Top of EXERCISE MATERIAL
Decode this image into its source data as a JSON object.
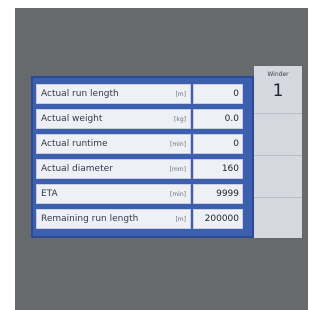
{
  "side_panel": {
    "title": "Winder",
    "number": "1"
  },
  "rows": [
    {
      "label": "Actual run length",
      "unit": "[m]",
      "value": "0"
    },
    {
      "label": "Actual weight",
      "unit": "[kg]",
      "value": "0.0"
    },
    {
      "label": "Actual runtime",
      "unit": "[min]",
      "value": "0"
    },
    {
      "label": "Actual diameter",
      "unit": "[mm]",
      "value": "160"
    },
    {
      "label": "ETA",
      "unit": "[min]",
      "value": "9999"
    },
    {
      "label": "Remaining run length",
      "unit": "[m]",
      "value": "200000"
    }
  ],
  "colors": {
    "panel_blue": "#3c5fae",
    "screen_gray": "#666a6c",
    "side_gray": "#d5d8df"
  }
}
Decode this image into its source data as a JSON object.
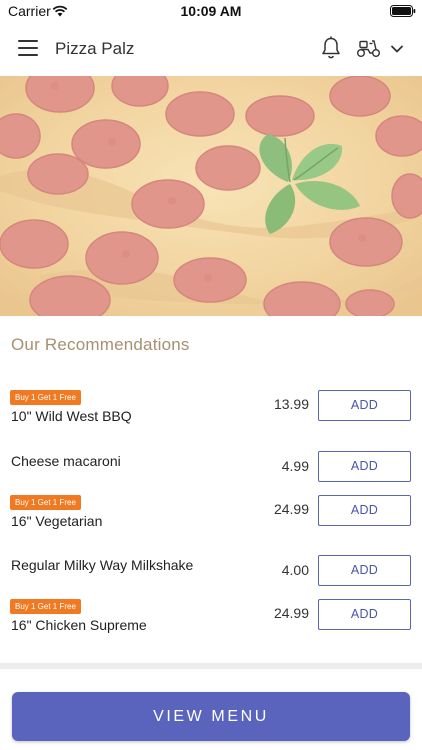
{
  "status_bar": {
    "carrier": "Carrier",
    "time": "10:09 AM"
  },
  "nav": {
    "title": "Pizza Palz",
    "icons": [
      "menu-icon",
      "bell-icon",
      "scooter-icon",
      "chevron-down-icon"
    ]
  },
  "hero": {
    "image": "pepperoni pizza with basil"
  },
  "recommendations": {
    "title": "Our Recommendations",
    "items": [
      {
        "badge": "Buy 1 Get 1 Free",
        "name": "10\" Wild West BBQ",
        "price": "13.99",
        "button": "ADD"
      },
      {
        "badge": "",
        "name": "Cheese macaroni",
        "price": "4.99",
        "button": "ADD"
      },
      {
        "badge": "Buy 1 Get 1 Free",
        "name": "16\" Vegetarian",
        "price": "24.99",
        "button": "ADD"
      },
      {
        "badge": "",
        "name": "Regular Milky Way Milkshake",
        "price": "4.00",
        "button": "ADD"
      },
      {
        "badge": "Buy 1 Get 1 Free",
        "name": "16\" Chicken Supreme",
        "price": "24.99",
        "button": "ADD"
      }
    ]
  },
  "footer": {
    "view_menu_label": "VIEW MENU"
  },
  "colors": {
    "accent": "#5a64bd",
    "badge": "#f07a22",
    "section_title": "#a8906e"
  }
}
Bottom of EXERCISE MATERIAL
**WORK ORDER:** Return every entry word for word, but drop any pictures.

**ANSWER TO THIS EXERCISE:**
Decode this image into its source data as a JSON object.
{
  "side_panel": {
    "title": "Winder",
    "number": "1"
  },
  "rows": [
    {
      "label": "Actual run length",
      "unit": "[m]",
      "value": "0"
    },
    {
      "label": "Actual weight",
      "unit": "[kg]",
      "value": "0.0"
    },
    {
      "label": "Actual runtime",
      "unit": "[min]",
      "value": "0"
    },
    {
      "label": "Actual diameter",
      "unit": "[mm]",
      "value": "160"
    },
    {
      "label": "ETA",
      "unit": "[min]",
      "value": "9999"
    },
    {
      "label": "Remaining run length",
      "unit": "[m]",
      "value": "200000"
    }
  ],
  "colors": {
    "panel_blue": "#3c5fae",
    "screen_gray": "#666a6c",
    "side_gray": "#d5d8df"
  }
}
Decode this image into its source data as a JSON object.
{
  "status_bar": {
    "carrier": "Carrier",
    "time": "10:09 AM"
  },
  "nav": {
    "title": "Pizza Palz",
    "icons": [
      "menu-icon",
      "bell-icon",
      "scooter-icon",
      "chevron-down-icon"
    ]
  },
  "hero": {
    "image": "pepperoni pizza with basil"
  },
  "recommendations": {
    "title": "Our Recommendations",
    "items": [
      {
        "badge": "Buy 1 Get 1 Free",
        "name": "10\" Wild West BBQ",
        "price": "13.99",
        "button": "ADD"
      },
      {
        "badge": "",
        "name": "Cheese macaroni",
        "price": "4.99",
        "button": "ADD"
      },
      {
        "badge": "Buy 1 Get 1 Free",
        "name": "16\" Vegetarian",
        "price": "24.99",
        "button": "ADD"
      },
      {
        "badge": "",
        "name": "Regular Milky Way Milkshake",
        "price": "4.00",
        "button": "ADD"
      },
      {
        "badge": "Buy 1 Get 1 Free",
        "name": "16\" Chicken Supreme",
        "price": "24.99",
        "button": "ADD"
      }
    ]
  },
  "footer": {
    "view_menu_label": "VIEW MENU"
  },
  "colors": {
    "accent": "#5a64bd",
    "badge": "#f07a22",
    "section_title": "#a8906e"
  }
}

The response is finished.